A beautiful thing. Unfortunately, I'm imagining a post-1973 movie where the owner is a walking loud cliche in a large hat with a bored pretty wife and a sharp salesman who has his eyes on the wife and who plays up his piety when selling to churchfolk and lays on the innuendo when pitching a car to a married man in his thirties, and so on and so on. One of those things were no one's any good, except the good people, who are laughable when they're not just boring.
But that has nothing to do with this. Why did I choose this town? You'll see.
A peculiar arrangement, this: an angled entrance on an alley. Maybe it's a Texas thing.
"We call that the Texas Cut 'round these parts. Most everyone knows what that for."
"What's it for?"
"For pointing out the people who don't know what it's for."
That's a fine sign. The lines absorb the civic energy, channel it through the HOWARD matrix, and pump the civic energy into the theater.
This is the second Howard theater. The first was built in the mid-20s by Howard Bland; this one was a second-run theater called the Rita. Howard took it over in the fifties. (Info from Cinema Treasures.)
A touch of that first-floor fog Google cars seem to bring with them:
Interesting building; the ground floor and the upper floors are not consistent, but I don't think they rehabbed the upper floors a decade or two after the building was erected. Those stumpy columns in the corner were popular at the time, but look uncomfortable to modern eyes.
A ghost building, perhaps lost in a fire or just the tireless efforts of time. Like many things, we only can infer it from the mark it made on a neighbor.
How the roof fit in with the different colored bricks, I've no idea.

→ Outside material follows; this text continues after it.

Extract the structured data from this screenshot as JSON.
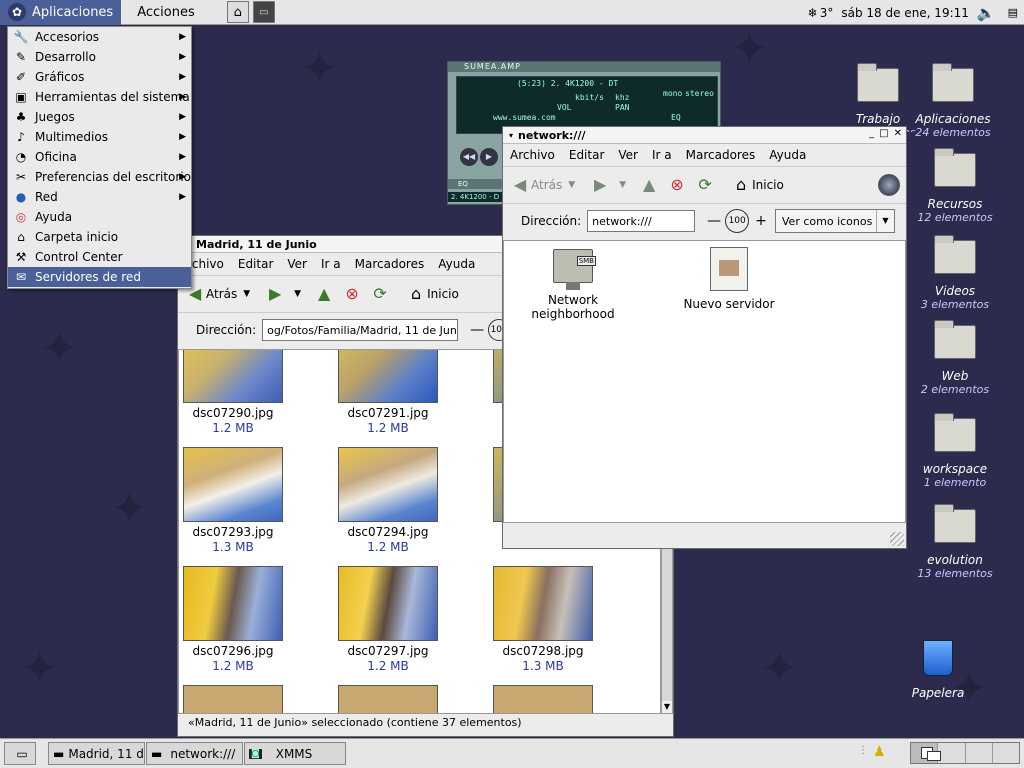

If it's an early 30s building, it had some residual pizzazz from 20s motifs. The crossover and blending of the Deco and Moderne can make it tough to nail down the era to which it belonged. Cool to see it so pristine, though - was it never touched, or rescued after decades under ugly metal? I suspect the former.
Annnnnd . . . IOOF!
A rusticated beaut with a proud pair of bay windows. Must have been lots of demand for a place to people and stand and look down at the street in all possible directions.
An industrial building I suspect was once entirely glass, and now is anything but:
Even after they removed the glass, there were still windows. But those had to go, too.
A forgotten old senior citizen, spared modernization, now on a street whose vitality was drained away by an overpass.
Finallly, here's the reason I chose this one.
It was a hardware store. I pieced the name together from a few shots in the headsplitting "Transformers 4" movie.
It was bought and rehabbed in 2011. From the newspaper: “I had to replace all the transformers and the wiring,” Truex said.
Should have waited; Bay would have replaced all the transformers.
If you've seen the movie, you know they go into a movie theater acros the street. It's not there. That's another town. Movie magic! But this is in Taylor:
I missed that the first time I wandered around. Found it:
Morning Glory . . . what? You can make out the word if you try.